- **TASK**: Repeat the records below verbatim and include no pictures.

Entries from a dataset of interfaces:
——————

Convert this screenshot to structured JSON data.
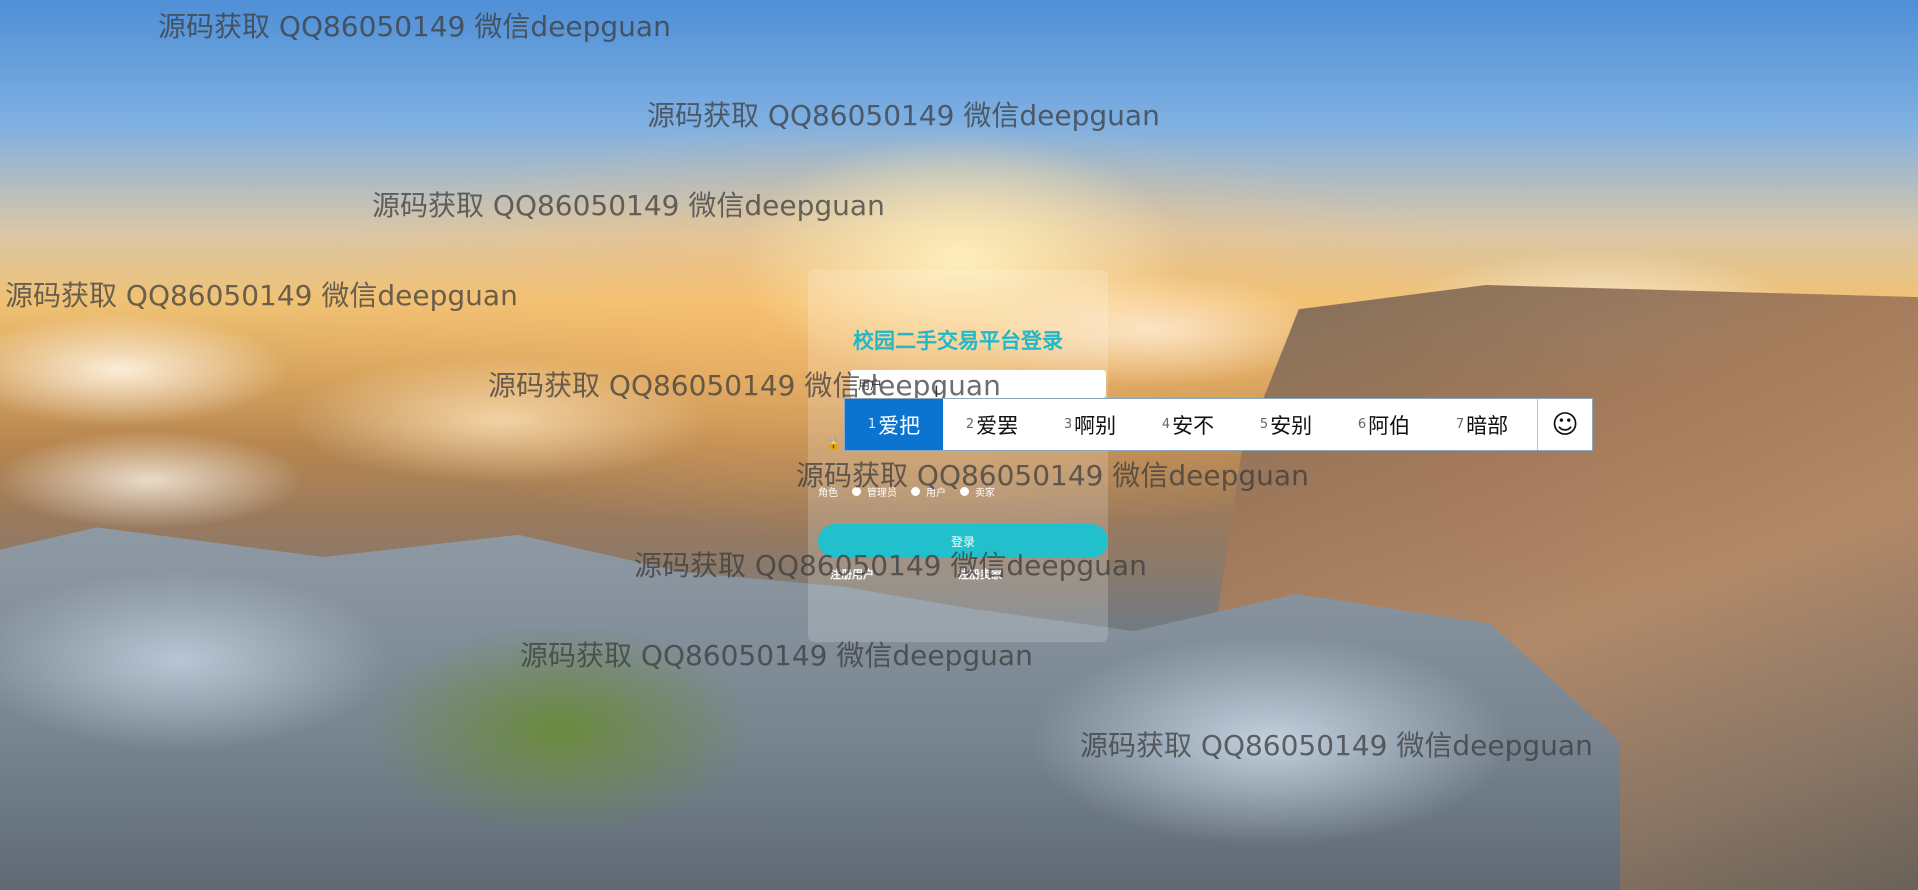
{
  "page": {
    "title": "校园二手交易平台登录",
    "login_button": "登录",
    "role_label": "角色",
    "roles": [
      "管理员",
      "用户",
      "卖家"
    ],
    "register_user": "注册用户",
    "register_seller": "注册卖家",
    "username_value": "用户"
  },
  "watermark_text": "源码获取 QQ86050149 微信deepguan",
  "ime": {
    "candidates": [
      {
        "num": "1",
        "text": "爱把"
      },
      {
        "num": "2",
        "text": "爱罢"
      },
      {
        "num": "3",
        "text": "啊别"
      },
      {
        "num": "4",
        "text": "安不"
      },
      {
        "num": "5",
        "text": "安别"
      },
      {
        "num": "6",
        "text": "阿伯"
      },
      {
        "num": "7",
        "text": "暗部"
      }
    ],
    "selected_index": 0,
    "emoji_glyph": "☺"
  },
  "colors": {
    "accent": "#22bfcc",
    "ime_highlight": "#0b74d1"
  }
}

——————

- **TASK ANSWER**:
Convert this screenshot to structured JSON data.
{
  "page": {
    "title": "校园二手交易平台登录",
    "login_button": "登录",
    "role_label": "角色",
    "roles": [
      "管理员",
      "用户",
      "卖家"
    ],
    "register_user": "注册用户",
    "register_seller": "注册卖家",
    "username_value": "用户"
  },
  "watermark_text": "源码获取 QQ86050149 微信deepguan",
  "ime": {
    "candidates": [
      {
        "num": "1",
        "text": "爱把"
      },
      {
        "num": "2",
        "text": "爱罢"
      },
      {
        "num": "3",
        "text": "啊别"
      },
      {
        "num": "4",
        "text": "安不"
      },
      {
        "num": "5",
        "text": "安别"
      },
      {
        "num": "6",
        "text": "阿伯"
      },
      {
        "num": "7",
        "text": "暗部"
      }
    ],
    "selected_index": 0,
    "emoji_glyph": "☺"
  },
  "colors": {
    "accent": "#22bfcc",
    "ime_highlight": "#0b74d1"
  }
}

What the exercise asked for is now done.